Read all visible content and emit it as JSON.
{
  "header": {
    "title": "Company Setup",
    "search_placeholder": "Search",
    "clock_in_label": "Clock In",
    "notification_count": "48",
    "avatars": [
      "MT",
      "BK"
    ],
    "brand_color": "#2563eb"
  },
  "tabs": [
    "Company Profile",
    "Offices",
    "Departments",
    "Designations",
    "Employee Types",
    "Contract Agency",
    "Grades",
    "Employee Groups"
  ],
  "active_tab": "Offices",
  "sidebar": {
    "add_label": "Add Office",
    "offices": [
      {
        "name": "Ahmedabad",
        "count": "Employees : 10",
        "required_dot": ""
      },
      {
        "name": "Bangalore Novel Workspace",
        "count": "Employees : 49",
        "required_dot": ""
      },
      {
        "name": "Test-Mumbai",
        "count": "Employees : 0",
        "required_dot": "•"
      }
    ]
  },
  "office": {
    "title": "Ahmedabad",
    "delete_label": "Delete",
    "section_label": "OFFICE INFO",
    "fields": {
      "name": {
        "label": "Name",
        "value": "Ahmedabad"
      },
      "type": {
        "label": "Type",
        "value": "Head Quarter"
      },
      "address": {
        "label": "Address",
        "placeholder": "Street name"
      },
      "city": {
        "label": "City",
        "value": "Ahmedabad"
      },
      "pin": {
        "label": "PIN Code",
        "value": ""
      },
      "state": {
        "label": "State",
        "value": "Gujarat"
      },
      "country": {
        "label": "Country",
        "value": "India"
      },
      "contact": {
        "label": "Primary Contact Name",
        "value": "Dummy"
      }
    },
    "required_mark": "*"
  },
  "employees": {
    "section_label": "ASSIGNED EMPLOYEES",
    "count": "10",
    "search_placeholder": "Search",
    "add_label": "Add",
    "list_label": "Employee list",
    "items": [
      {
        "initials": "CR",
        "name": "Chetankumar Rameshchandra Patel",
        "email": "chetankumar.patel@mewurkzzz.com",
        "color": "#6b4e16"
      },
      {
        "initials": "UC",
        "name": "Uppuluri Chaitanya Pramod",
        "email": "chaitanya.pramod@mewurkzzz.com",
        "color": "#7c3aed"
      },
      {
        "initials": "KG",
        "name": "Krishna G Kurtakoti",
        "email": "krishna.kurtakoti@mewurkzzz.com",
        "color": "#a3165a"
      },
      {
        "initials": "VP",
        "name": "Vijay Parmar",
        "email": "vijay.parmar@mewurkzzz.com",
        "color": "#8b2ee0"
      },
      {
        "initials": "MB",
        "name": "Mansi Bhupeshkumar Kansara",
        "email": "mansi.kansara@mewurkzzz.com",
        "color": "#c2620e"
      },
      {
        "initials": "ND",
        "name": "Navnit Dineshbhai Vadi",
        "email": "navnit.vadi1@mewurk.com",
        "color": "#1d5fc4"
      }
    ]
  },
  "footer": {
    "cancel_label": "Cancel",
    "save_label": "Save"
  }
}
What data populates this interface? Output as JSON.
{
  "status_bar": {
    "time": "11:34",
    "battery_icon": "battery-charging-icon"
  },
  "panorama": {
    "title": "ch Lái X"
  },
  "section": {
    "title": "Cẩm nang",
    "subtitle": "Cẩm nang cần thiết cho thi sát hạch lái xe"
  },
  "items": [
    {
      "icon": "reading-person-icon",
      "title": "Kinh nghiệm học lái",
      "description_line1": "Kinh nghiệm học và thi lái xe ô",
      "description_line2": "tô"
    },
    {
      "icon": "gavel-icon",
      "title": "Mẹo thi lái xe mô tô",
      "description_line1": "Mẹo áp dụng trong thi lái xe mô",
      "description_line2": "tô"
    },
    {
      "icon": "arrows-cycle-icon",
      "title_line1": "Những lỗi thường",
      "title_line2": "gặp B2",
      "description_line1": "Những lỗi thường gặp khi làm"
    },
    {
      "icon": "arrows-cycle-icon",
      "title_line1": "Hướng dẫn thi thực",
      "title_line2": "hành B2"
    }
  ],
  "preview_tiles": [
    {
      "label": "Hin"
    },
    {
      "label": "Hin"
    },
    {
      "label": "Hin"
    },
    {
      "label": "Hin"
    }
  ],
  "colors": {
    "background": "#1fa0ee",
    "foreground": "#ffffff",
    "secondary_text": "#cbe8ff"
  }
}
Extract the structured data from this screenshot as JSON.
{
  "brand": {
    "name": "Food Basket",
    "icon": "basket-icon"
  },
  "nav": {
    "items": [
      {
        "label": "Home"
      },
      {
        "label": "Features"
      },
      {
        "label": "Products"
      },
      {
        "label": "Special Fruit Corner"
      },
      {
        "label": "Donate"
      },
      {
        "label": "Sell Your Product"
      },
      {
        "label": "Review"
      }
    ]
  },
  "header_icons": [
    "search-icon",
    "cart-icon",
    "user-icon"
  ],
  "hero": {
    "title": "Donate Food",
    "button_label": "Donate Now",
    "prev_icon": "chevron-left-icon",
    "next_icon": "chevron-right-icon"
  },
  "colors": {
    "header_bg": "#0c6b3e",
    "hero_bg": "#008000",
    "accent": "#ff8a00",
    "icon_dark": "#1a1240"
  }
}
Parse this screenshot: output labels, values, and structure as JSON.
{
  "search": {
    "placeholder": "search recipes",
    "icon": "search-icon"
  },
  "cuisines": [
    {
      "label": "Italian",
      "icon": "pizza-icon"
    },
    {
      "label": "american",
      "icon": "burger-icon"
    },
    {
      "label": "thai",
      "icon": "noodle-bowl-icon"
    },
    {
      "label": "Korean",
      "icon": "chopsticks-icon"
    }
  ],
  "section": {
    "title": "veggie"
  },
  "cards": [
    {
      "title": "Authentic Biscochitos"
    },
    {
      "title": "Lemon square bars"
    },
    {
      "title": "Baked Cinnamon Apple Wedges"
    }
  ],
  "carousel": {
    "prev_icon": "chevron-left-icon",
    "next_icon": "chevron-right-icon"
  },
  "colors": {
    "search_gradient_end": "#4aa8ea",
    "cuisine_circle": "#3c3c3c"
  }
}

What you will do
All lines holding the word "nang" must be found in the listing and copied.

Written response
    "title": "Cẩm nang",
    "subtitle": "Cẩm nang cần thiết cho thi sát hạch lái xe"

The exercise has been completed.